From the Privacy Commissioner of New Zealand’s office, this statement:
Headline: Nurses data breach: what happened and how to get help
If you’re one of the 47 thousand members of the New Zealand Nurses Organisation (NZNO) whose names and email addresses were accidentally disclosed to a criminal third party, you might be wondering what you can do about it. The first thing you need to do is to try and understand what happened and what the risks are to you.
The NZNO yesterday notified our Office – as we would expect – that it had fallen victim to a spear phishing scam. An NZNO staff member received an email purportedly from its chief executive asking for names and contact details of all its members. Unfortunately, these details were sent to that email address before it became clear the request was fraudulent. The information lost consisted of the first names, surnames and the email addresses of all its members.
NZNO advised us that its IT team attempted to retrieve the email but it was too late. It also attempted to contact the email address provider, Yahoo. The organisation reported the incident to Police and has emailed its members to inform them about the breach.

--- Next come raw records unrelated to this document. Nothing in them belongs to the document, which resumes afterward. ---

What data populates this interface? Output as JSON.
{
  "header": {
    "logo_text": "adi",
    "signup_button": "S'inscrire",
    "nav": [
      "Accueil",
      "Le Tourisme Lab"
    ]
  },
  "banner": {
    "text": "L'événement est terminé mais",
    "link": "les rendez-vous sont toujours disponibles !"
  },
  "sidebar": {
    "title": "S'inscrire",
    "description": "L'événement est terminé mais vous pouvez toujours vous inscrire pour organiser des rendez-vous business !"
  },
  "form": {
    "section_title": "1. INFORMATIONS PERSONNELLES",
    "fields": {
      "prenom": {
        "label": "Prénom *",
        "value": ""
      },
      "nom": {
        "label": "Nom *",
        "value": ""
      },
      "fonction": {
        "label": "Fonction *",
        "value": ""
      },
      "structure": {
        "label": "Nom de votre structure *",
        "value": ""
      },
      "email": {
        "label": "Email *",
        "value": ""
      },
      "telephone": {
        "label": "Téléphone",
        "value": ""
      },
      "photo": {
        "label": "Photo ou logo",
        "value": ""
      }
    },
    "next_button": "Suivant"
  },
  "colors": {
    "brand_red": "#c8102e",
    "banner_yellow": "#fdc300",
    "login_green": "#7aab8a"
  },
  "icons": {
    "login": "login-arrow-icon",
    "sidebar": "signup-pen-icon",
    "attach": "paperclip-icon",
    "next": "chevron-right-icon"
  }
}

The organisation also notified the Department of Internal Affairs and IDCare, an NGO that provides advice to victims of identity theft. NZNO has confirmed the only information breached was members’ names and email addresses. No financial or other personal information was disclosed.
How we can help
Accidental disclosure of personal information is a risk that every agency holding personal information faces. Our Office provides guidance on safeguards that can be put in place to minimise this risk, but it is always present. Whether the cause is a malicious third-party, a software error, or human error, the risk is never zero.
As well as advice about how to prevent unwanted disclosures (or data breaches), our Office has guidance about how to manage the breach once it has occurred. Although this resource is written to guide agencies, it does give useful information for individuals who have been affected by a data breach.
If you are one of the nurses affected, here’s what you can do:
Contact the NZNO and find out as much as you can.
Find out what information has been disclosed, who it has been disclosed to, and what steps the organisation is taking to resolve the issue.
Understand what information is at risk. This can help you identify passwords that may need to be reset, or prepare for other consequences of your personal information being disclosed. In its assessment of the NZNO incident, our colleagues at IDCare concluded there was a moderate risk that members would receive phishing emails resulting from this event.
Finally, if you’re concerned about a perceived lack of action or transparency about what is being done, you can contact our Office. We have been in contact with the NZNO and it has been open in its communication with us. But one of your rights in these circumstances is to make a complaint for us to investigate your individual case.
Data breaches can affect organisations large and small. This data breach occurred as a result of a response to a malicious spear phishing email that a staff member received and responded to. Spear phishing emails are emails that deceive recipients into believing that they are responding to a legitimate request. These emails can happen to anyone at anytime. We’ve written about another incident of spear phishing here.
All organisations need to be very vigilant about the emails received by its staff. Phishing emails can look incredibly authentic. Staff should be reminded to be cautious about clicking on links or attachments. And remember to check the email address to see whether it is one the sender uses.